● AIM OF THE EXERCISE: If a line in the data below contains "true", copy it.

● EXERCISE DATA:
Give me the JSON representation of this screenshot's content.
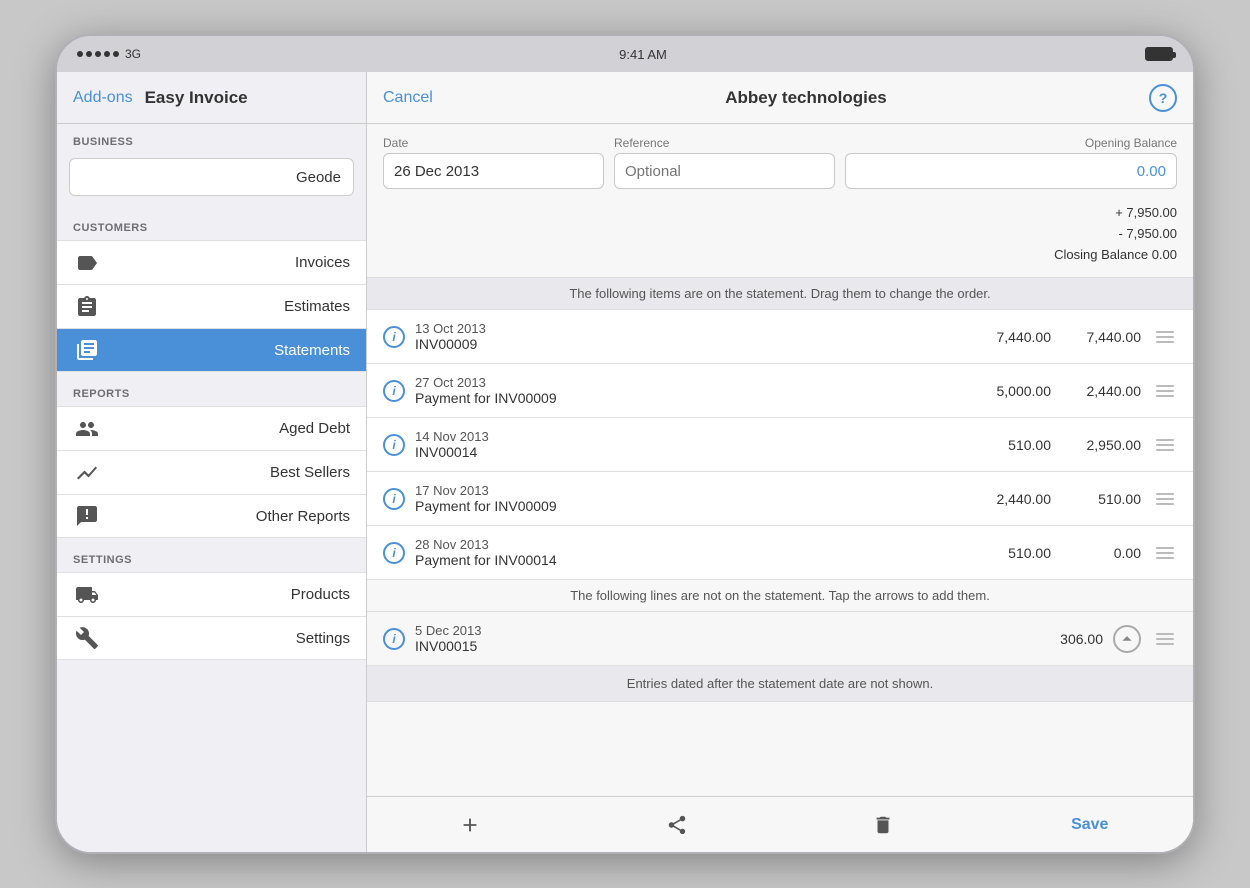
{
  "statusBar": {
    "signal": "3G",
    "time": "9:41 AM",
    "battery": "full"
  },
  "sidebar": {
    "addons_label": "Add-ons",
    "app_title": "Easy Invoice",
    "business_section": "BUSINESS",
    "business_value": "Geode",
    "customers_section": "CUSTOMERS",
    "customers_items": [
      {
        "id": "invoices",
        "label": "Invoices",
        "icon": "tag"
      },
      {
        "id": "estimates",
        "label": "Estimates",
        "icon": "clipboard"
      },
      {
        "id": "statements",
        "label": "Statements",
        "icon": "stack",
        "active": true
      }
    ],
    "reports_section": "REPORTS",
    "reports_items": [
      {
        "id": "aged-debt",
        "label": "Aged Debt",
        "icon": "people"
      },
      {
        "id": "best-sellers",
        "label": "Best Sellers",
        "icon": "chart"
      },
      {
        "id": "other-reports",
        "label": "Other Reports",
        "icon": "report"
      }
    ],
    "settings_section": "SETTINGS",
    "settings_items": [
      {
        "id": "products",
        "label": "Products",
        "icon": "truck"
      },
      {
        "id": "settings",
        "label": "Settings",
        "icon": "tools"
      }
    ]
  },
  "header": {
    "cancel_label": "Cancel",
    "title": "Abbey technologies",
    "help_label": "?"
  },
  "form": {
    "date_label": "Date",
    "date_value": "26 Dec 2013",
    "reference_label": "Reference",
    "reference_placeholder": "Optional",
    "balance_label": "Opening Balance",
    "balance_value": "0.00",
    "total_plus": "+ 7,950.00",
    "total_minus": "- 7,950.00",
    "closing_balance": "Closing Balance 0.00"
  },
  "statement": {
    "on_statement_note": "The following items are on the statement. Drag them to change the order.",
    "rows": [
      {
        "date": "13 Oct 2013",
        "ref": "INV00009",
        "amount": "7,440.00",
        "balance": "7,440.00"
      },
      {
        "date": "27 Oct 2013",
        "ref": "Payment for INV00009",
        "amount": "5,000.00",
        "balance": "2,440.00"
      },
      {
        "date": "14 Nov 2013",
        "ref": "INV00014",
        "amount": "510.00",
        "balance": "2,950.00"
      },
      {
        "date": "17 Nov 2013",
        "ref": "Payment for INV00009",
        "amount": "2,440.00",
        "balance": "510.00"
      },
      {
        "date": "28 Nov 2013",
        "ref": "Payment for INV00014",
        "amount": "510.00",
        "balance": "0.00"
      }
    ],
    "not_on_statement_note": "The following lines are not on the statement. Tap the arrows to add them.",
    "not_on_rows": [
      {
        "date": "5 Dec 2013",
        "ref": "INV00015",
        "amount": "306.00"
      }
    ],
    "footer_note": "Entries dated after the statement date are not shown."
  },
  "toolbar": {
    "add_label": "+",
    "share_label": "share",
    "delete_label": "delete",
    "save_label": "Save"
  }
}
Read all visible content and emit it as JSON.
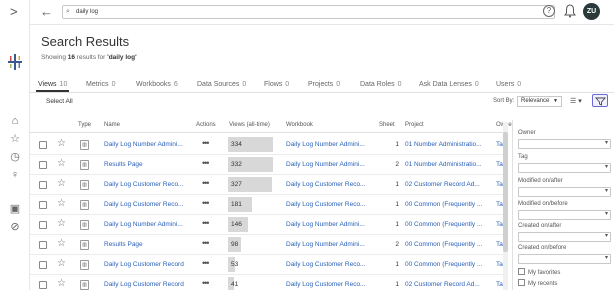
{
  "search": {
    "value": "daily log"
  },
  "user": {
    "initials": "ZU"
  },
  "page": {
    "title": "Search Results",
    "subtitle_prefix": "Showing",
    "count": "16",
    "subtitle_mid": "results for",
    "query": "'daily log'"
  },
  "tabs": [
    {
      "label": "Views",
      "count": "10"
    },
    {
      "label": "Metrics",
      "count": "0"
    },
    {
      "label": "Workbooks",
      "count": "6"
    },
    {
      "label": "Data Sources",
      "count": "0"
    },
    {
      "label": "Flows",
      "count": "0"
    },
    {
      "label": "Projects",
      "count": "0"
    },
    {
      "label": "Data Roles",
      "count": "0"
    },
    {
      "label": "Ask Data Lenses",
      "count": "0"
    },
    {
      "label": "Users",
      "count": "0"
    }
  ],
  "toolbar": {
    "select_all": "Select All",
    "sort_by": "Sort By:",
    "sort_value": "Relevance"
  },
  "columns": {
    "type": "Type",
    "name": "Name",
    "actions": "Actions",
    "views": "Views (all-time)",
    "workbook": "Workbook",
    "sheet": "Sheet",
    "project": "Project",
    "owner": "Owne"
  },
  "rows": [
    {
      "name": "Daily Log Number Admini...",
      "views": "334",
      "workbook": "Daily Log Number Admini...",
      "sheet": "1",
      "project": "01 Number Administratio...",
      "owner": "Ta"
    },
    {
      "name": "Results Page",
      "views": "332",
      "workbook": "Daily Log Number Admini...",
      "sheet": "2",
      "project": "01 Number Administratio...",
      "owner": "Ta"
    },
    {
      "name": "Daily Log Customer Reco...",
      "views": "327",
      "workbook": "Daily Log Customer Reco...",
      "sheet": "1",
      "project": "02 Customer Record Ad...",
      "owner": "Ta"
    },
    {
      "name": "Daily Log Customer Reco...",
      "views": "181",
      "workbook": "Daily Log Customer Reco...",
      "sheet": "1",
      "project": "00 Common (Frequently ...",
      "owner": "Ta"
    },
    {
      "name": "Daily Log Number Admini...",
      "views": "146",
      "workbook": "Daily Log Number Admini...",
      "sheet": "1",
      "project": "00 Common (Frequently ...",
      "owner": "Ta"
    },
    {
      "name": "Results Page",
      "views": "98",
      "workbook": "Daily Log Number Admini...",
      "sheet": "2",
      "project": "00 Common (Frequently ...",
      "owner": "Ta"
    },
    {
      "name": "Daily Log Customer Record",
      "views": "53",
      "workbook": "Daily Log Customer Reco...",
      "sheet": "1",
      "project": "00 Common (Frequently ...",
      "owner": "Ta"
    },
    {
      "name": "Daily Log Customer Record",
      "views": "41",
      "workbook": "Daily Log Customer Reco...",
      "sheet": "1",
      "project": "02 Customer Record Ad...",
      "owner": "Ta"
    }
  ],
  "filters": {
    "owner": "Owner",
    "tag": "Tag",
    "modified_after": "Modified on/after",
    "modified_before": "Modified on/before",
    "created_after": "Created on/after",
    "created_before": "Created on/before",
    "favorites": "My favorites",
    "recents": "My recents"
  }
}
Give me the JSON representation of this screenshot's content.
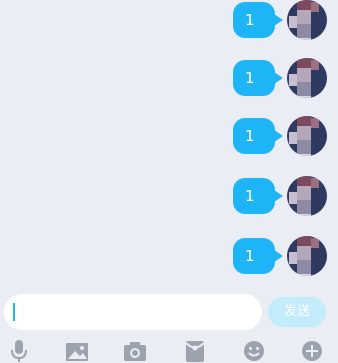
{
  "messages": [
    {
      "text": "1"
    },
    {
      "text": "1"
    },
    {
      "text": "1"
    },
    {
      "text": "1"
    },
    {
      "text": "1"
    }
  ],
  "composer": {
    "input_value": "",
    "send_label": "发送"
  },
  "toolbar": {
    "items": [
      {
        "icon": "microphone-icon"
      },
      {
        "icon": "image-icon"
      },
      {
        "icon": "camera-icon"
      },
      {
        "icon": "red-packet-icon"
      },
      {
        "icon": "emoji-icon"
      },
      {
        "icon": "plus-icon"
      }
    ]
  },
  "colors": {
    "background": "#eaedf3",
    "bubble": "#1eb5f7",
    "send_button": "#c2ecfc",
    "icon": "#9da3ae"
  }
}
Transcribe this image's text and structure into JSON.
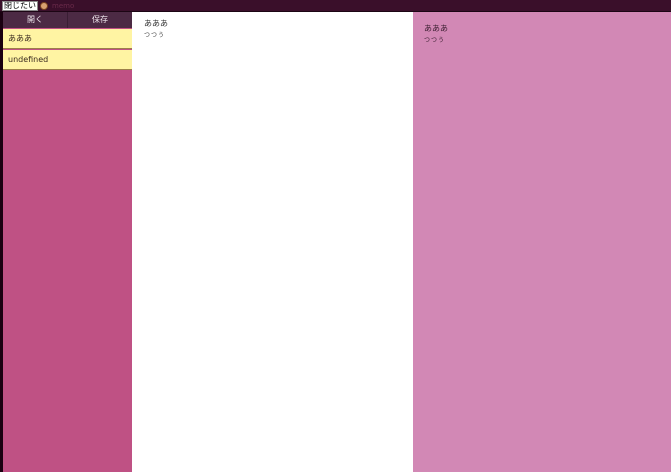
{
  "topbar": {
    "input_value": "閉じたい",
    "favicon": "app-favicon",
    "title": "memo"
  },
  "toolbar": {
    "open_label": "開く",
    "save_label": "保存"
  },
  "notes": [
    {
      "label": "あああ"
    },
    {
      "label": "undefined"
    }
  ],
  "editor": {
    "title": "あああ",
    "body": "つつう"
  },
  "preview": {
    "title": "あああ",
    "body": "つつう"
  },
  "colors": {
    "sidebar": "#bf5184",
    "toolbar": "#4c2a44",
    "note_item": "#fff4a3",
    "editor": "#ffffff",
    "preview": "#d288b5"
  }
}
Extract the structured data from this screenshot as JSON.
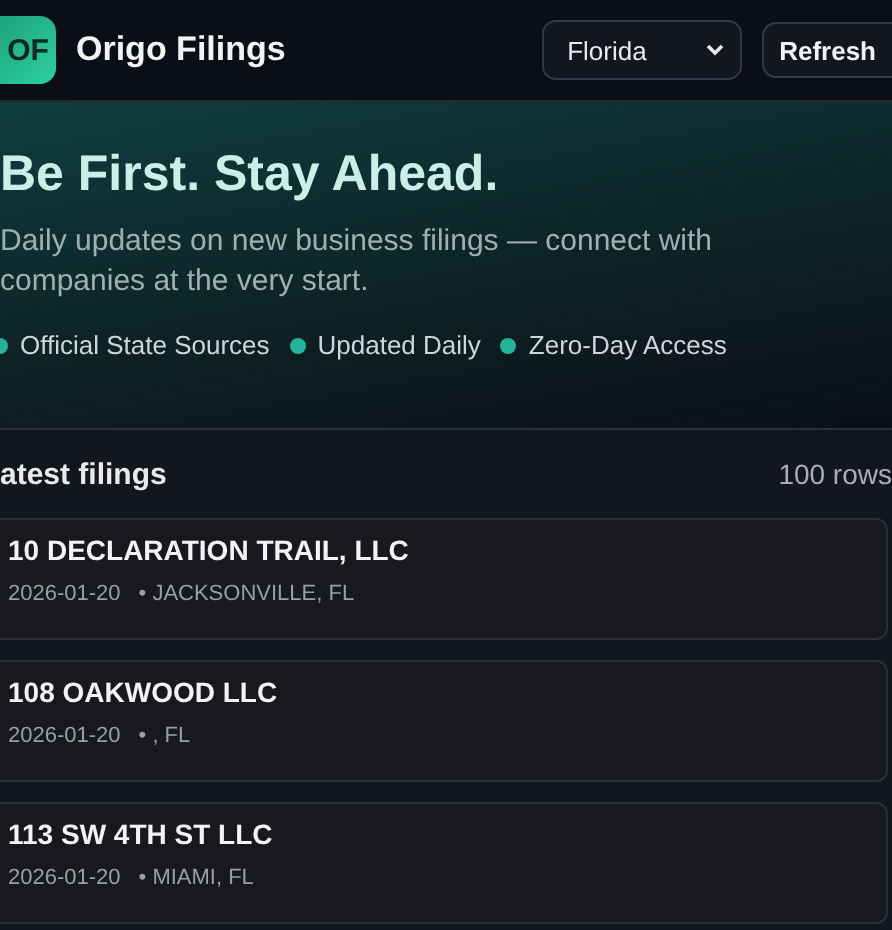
{
  "header": {
    "logo": "OF",
    "title": "Origo Filings",
    "state_select": {
      "value": "Florida"
    },
    "refresh_button": "Refresh"
  },
  "hero": {
    "headline": "Be First. Stay Ahead.",
    "description": "Daily updates on new business filings — connect with companies at the very start.",
    "features": [
      {
        "label": "Official State Sources",
        "color": "#22b39a"
      },
      {
        "label": "Updated Daily",
        "color": "#22b39a"
      },
      {
        "label": "Zero-Day Access",
        "color": "#22b39a"
      }
    ]
  },
  "filings": {
    "title": "atest filings",
    "count": "100 rows",
    "rows": [
      {
        "name": "10 DECLARATION TRAIL, LLC",
        "date": "2026-01-20",
        "location": "• JACKSONVILLE, FL"
      },
      {
        "name": "108 OAKWOOD LLC",
        "date": "2026-01-20",
        "location": "• , FL"
      },
      {
        "name": "113 SW 4TH ST LLC",
        "date": "2026-01-20",
        "location": "• MIAMI, FL"
      }
    ]
  }
}
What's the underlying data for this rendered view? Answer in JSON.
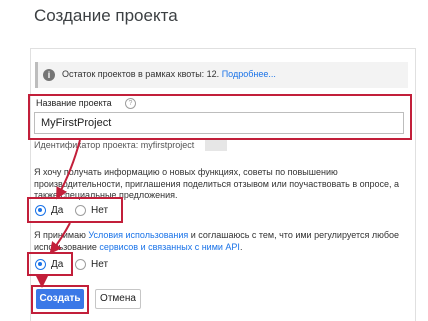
{
  "page": {
    "title": "Создание проекта"
  },
  "notice": {
    "text": "Остаток проектов в рамках квоты: 12.",
    "link": "Подробнее..."
  },
  "project_name": {
    "label": "Название проекта",
    "value": "MyFirstProject",
    "id_label": "Идентификатор проекта: myfirstproject"
  },
  "updates": {
    "question": "Я хочу получать информацию о новых функциях, советы по повышению производительности, приглашения поделиться отзывом или поучаствовать в опросе, а также специальные предложения.",
    "yes": "Да",
    "no": "Нет",
    "selected": "Да"
  },
  "terms": {
    "prefix": "Я принимаю ",
    "link1": "Условия использования",
    "middle": " и соглашаюсь с тем, что ими регулируется любое использование ",
    "link2": "сервисов и связанных с ними API",
    "suffix": ".",
    "yes": "Да",
    "no": "Нет",
    "selected": "Да"
  },
  "buttons": {
    "create": "Создать",
    "cancel": "Отмена"
  },
  "colors": {
    "accent": "#1a73e8",
    "primary_button": "#3b78e7",
    "highlight": "#c21f3a"
  }
}
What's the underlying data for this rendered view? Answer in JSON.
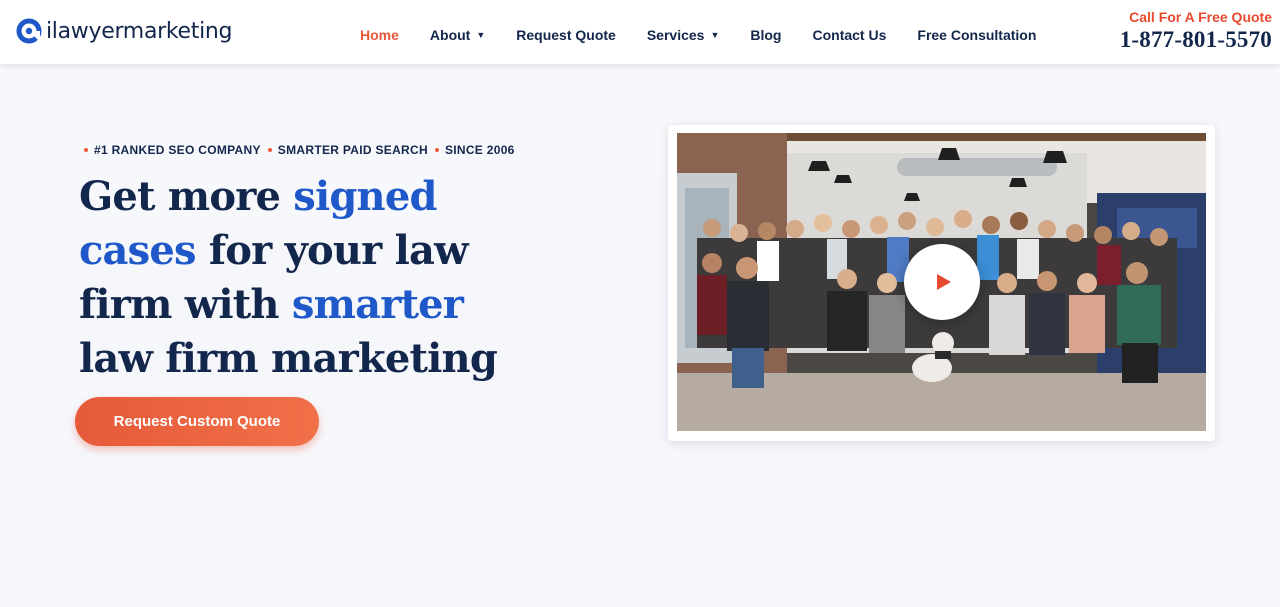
{
  "brand": {
    "name": "ilawyermarketing",
    "accent": "#e8593c",
    "navy": "#13264b",
    "blue": "#1f58c9"
  },
  "nav": {
    "items": [
      {
        "label": "Home",
        "active": true,
        "dropdown": false
      },
      {
        "label": "About",
        "active": false,
        "dropdown": true
      },
      {
        "label": "Request Quote",
        "active": false,
        "dropdown": false
      },
      {
        "label": "Services",
        "active": false,
        "dropdown": true
      },
      {
        "label": "Blog",
        "active": false,
        "dropdown": false
      },
      {
        "label": "Contact Us",
        "active": false,
        "dropdown": false
      },
      {
        "label": "Free Consultation",
        "active": false,
        "dropdown": false
      }
    ],
    "caret_icon": "chevron-down-icon"
  },
  "call": {
    "label": "Call For A Free Quote",
    "phone": "1-877-801-5570"
  },
  "hero": {
    "eyebrow": [
      "#1 RANKED SEO COMPANY",
      "SMARTER PAID SEARCH",
      "SINCE 2006"
    ],
    "headline": {
      "p1": "Get more ",
      "h1": "signed",
      "p2": " ",
      "h2": "cases",
      "p3": " for your law firm with ",
      "h3": "smarter",
      "p4": " law firm marketing"
    },
    "cta_label": "Request Custom Quote"
  },
  "video": {
    "play_icon": "play-icon",
    "content": "team-photo"
  }
}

● SOLUTION:
        "active": true
        "active": true,
        "dropdown": true
        "dropdown": true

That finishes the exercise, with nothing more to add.